* Extracted data *
+ + + +

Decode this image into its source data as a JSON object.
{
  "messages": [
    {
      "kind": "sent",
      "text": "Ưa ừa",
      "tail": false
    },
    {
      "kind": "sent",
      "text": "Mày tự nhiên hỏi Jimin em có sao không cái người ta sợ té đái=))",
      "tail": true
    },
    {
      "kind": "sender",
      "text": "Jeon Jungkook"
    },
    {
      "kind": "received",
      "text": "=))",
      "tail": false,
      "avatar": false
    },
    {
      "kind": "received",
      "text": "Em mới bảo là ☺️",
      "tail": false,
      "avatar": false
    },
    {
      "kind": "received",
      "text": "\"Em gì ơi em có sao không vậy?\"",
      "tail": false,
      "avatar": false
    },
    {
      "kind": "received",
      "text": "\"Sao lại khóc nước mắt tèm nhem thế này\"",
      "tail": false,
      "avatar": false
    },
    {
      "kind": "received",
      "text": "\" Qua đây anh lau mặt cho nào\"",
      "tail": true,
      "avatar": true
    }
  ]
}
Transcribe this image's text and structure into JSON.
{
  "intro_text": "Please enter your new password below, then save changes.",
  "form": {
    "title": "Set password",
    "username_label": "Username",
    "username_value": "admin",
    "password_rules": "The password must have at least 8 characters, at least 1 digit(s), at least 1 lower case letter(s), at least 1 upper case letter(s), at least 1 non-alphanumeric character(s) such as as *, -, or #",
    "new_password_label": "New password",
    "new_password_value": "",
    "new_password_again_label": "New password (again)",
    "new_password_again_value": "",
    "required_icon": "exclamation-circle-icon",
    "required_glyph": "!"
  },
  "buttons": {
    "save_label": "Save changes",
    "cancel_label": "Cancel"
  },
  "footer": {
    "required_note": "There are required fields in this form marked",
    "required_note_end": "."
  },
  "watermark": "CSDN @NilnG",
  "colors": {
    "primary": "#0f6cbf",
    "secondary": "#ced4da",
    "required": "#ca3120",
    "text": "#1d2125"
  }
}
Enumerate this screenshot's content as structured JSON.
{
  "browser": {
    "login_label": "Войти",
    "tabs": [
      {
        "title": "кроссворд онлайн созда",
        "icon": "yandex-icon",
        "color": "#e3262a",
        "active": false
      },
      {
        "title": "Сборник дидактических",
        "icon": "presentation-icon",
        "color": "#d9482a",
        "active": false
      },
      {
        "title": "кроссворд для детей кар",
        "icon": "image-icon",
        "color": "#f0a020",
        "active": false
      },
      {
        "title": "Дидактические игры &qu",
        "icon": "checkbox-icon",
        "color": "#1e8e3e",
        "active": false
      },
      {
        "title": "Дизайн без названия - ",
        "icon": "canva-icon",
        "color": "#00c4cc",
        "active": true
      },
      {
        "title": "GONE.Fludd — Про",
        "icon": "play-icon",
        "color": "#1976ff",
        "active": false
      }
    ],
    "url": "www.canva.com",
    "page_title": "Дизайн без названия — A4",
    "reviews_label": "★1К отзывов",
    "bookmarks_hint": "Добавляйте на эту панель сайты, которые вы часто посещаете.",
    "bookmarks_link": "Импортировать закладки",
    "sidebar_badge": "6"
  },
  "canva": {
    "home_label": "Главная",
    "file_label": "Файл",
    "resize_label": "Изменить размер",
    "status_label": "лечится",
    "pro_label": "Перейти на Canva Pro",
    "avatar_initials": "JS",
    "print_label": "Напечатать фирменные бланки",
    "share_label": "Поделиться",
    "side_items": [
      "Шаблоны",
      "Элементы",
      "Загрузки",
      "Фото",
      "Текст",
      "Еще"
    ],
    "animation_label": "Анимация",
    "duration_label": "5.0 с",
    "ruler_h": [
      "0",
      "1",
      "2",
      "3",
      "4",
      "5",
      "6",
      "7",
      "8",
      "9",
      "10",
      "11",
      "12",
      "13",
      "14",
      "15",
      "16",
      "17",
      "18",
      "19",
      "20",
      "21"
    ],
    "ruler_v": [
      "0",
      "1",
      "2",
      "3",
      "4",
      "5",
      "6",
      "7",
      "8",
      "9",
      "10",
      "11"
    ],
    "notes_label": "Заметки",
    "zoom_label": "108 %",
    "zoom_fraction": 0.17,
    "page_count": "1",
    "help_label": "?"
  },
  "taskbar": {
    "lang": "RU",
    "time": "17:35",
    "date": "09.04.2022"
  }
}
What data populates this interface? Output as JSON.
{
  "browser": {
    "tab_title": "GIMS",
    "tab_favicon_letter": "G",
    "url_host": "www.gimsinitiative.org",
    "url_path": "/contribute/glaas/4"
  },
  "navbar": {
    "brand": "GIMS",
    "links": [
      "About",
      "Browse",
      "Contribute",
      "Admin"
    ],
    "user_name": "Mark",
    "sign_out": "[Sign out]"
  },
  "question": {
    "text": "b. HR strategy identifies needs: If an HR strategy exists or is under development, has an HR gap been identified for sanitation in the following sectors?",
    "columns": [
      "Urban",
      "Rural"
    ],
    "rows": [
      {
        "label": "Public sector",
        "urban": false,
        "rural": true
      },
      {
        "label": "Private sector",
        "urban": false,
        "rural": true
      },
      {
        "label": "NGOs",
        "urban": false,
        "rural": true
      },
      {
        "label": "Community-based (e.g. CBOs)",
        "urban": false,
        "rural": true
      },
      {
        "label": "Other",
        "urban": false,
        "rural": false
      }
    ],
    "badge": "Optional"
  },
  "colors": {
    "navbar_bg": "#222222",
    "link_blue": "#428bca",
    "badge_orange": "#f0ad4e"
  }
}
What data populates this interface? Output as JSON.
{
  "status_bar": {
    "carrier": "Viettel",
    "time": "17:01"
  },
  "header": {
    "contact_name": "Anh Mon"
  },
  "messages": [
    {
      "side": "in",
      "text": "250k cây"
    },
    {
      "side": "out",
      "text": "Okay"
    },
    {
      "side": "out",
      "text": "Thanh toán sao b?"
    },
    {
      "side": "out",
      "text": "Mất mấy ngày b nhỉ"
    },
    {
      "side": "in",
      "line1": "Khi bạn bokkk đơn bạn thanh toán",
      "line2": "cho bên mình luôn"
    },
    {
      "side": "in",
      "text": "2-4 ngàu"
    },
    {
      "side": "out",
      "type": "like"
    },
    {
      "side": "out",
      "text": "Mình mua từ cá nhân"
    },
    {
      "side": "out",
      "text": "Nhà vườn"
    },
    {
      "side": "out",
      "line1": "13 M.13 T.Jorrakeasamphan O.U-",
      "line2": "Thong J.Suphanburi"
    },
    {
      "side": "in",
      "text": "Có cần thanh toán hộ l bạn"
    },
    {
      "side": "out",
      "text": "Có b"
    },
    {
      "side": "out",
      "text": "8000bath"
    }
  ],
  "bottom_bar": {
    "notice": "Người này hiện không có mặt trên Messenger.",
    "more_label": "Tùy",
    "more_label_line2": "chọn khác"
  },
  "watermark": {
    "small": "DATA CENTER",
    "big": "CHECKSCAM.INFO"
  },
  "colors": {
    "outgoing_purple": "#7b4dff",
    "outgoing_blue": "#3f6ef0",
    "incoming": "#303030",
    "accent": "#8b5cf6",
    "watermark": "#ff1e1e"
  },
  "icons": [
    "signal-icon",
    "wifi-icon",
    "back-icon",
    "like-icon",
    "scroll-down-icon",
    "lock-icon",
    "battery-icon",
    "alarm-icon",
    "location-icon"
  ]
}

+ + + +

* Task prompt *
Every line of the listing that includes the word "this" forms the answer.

* Exercise result *
Decode this image into its source data as a JSON object.
Transcribe this image's text and structure into JSON.
    "required_note": "There are required fields in this form marked",
Enumerate this screenshot's content as structured JSON.
What data populates this interface? Output as JSON.
What data populates this interface? Output as JSON.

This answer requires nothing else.